Named for the beautiful, spirited wild horses so numerous in this area when white men first visited these lush plains, this Spring symbolizes the hope and faith its discovery brought to the early pioneers. Though the rich land beckoned them, men seeking homesteads had been reluctant to settle this land, so strange and forbidding because of its lack of known water sources.
In the early days this Spring served to quench the thirst of the wild horses, buffalo and other wild animals of the region. Later, its clear, cool waters refreshed the hot and thirsty cowboy, trail weary from the long trek between Stinking Water Creek and the Platte River.
It was never an abundant source of water but it was sufficient to supply the needs of the early settlers until they could dig wells for themselves. The precious, life-giving water from this Spring, so far from any stream, provided comfort and courage to the men and women who established their homes in this part of the frontier, and it is to them that this marker is dedicated.
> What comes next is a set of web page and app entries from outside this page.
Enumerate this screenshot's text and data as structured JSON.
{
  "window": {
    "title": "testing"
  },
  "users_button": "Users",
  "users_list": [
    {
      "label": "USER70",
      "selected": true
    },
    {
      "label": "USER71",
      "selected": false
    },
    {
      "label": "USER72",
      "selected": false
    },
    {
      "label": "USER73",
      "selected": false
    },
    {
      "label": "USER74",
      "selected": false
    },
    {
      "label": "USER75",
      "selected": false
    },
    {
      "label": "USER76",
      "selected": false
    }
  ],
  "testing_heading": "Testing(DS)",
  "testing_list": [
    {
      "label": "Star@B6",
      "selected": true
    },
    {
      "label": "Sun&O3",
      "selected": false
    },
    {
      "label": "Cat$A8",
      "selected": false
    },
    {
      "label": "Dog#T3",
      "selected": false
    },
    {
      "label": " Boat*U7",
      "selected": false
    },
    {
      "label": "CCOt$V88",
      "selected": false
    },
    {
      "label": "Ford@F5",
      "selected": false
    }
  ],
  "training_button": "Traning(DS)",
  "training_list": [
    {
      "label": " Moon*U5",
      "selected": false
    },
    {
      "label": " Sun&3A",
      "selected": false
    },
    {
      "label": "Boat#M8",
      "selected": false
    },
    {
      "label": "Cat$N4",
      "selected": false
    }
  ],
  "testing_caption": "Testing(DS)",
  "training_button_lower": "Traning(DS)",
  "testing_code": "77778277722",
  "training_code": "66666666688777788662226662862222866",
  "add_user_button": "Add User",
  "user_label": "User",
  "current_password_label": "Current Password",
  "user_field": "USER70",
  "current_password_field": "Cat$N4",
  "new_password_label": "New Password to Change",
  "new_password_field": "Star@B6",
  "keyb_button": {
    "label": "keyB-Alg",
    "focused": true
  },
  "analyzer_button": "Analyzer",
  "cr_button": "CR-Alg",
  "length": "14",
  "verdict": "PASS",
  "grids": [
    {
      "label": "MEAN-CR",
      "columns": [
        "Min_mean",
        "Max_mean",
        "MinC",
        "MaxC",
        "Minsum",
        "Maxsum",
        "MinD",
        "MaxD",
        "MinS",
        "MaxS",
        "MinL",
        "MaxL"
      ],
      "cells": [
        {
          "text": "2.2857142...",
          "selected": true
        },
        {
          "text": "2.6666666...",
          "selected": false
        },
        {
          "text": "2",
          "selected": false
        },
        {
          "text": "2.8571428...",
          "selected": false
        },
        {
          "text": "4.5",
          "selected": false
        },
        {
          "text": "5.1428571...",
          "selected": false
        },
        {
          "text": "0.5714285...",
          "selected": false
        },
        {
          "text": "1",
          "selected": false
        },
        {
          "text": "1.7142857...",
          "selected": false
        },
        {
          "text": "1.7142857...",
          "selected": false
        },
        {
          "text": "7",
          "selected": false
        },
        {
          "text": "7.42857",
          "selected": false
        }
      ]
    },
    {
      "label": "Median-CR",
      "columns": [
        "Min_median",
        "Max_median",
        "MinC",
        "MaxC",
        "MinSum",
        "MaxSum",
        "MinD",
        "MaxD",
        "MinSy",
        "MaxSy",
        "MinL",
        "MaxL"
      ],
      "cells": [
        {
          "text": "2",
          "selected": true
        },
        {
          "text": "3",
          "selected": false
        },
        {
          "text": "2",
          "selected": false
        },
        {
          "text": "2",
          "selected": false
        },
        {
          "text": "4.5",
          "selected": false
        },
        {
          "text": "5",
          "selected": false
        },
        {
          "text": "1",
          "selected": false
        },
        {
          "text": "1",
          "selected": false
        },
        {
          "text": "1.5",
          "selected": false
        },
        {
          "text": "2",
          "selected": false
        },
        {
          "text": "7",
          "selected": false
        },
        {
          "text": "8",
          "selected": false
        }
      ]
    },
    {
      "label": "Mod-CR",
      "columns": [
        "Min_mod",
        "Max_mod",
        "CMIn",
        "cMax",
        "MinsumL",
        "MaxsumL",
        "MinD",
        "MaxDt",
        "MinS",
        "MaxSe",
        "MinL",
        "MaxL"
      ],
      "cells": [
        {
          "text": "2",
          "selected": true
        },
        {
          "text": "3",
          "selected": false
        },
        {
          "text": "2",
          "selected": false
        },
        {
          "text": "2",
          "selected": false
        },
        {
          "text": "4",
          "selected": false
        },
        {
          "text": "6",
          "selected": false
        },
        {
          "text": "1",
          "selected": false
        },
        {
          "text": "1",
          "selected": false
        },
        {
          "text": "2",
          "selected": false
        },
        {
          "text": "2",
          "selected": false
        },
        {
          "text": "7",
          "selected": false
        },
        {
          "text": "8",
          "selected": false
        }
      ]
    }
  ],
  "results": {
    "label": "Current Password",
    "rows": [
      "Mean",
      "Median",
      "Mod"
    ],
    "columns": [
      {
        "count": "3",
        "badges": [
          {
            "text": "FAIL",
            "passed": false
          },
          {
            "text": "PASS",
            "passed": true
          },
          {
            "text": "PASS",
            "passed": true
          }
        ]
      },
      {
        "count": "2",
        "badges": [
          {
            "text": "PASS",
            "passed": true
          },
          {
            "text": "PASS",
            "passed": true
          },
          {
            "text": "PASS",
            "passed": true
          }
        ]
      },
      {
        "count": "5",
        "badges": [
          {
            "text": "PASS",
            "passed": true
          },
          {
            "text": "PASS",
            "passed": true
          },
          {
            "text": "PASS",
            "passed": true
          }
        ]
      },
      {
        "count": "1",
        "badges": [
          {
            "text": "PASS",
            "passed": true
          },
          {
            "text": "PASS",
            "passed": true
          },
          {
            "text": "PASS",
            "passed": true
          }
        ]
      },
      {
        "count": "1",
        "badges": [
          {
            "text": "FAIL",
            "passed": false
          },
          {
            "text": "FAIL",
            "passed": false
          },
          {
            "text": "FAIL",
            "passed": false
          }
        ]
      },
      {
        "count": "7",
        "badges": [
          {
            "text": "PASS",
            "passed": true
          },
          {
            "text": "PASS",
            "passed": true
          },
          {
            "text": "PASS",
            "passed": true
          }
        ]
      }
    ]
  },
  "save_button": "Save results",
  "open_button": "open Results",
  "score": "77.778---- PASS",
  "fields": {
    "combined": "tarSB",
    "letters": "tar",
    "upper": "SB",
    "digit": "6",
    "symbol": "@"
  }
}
Perkins County Historical Society
Historical Land Mark Council
Nebr. 61, north of Grant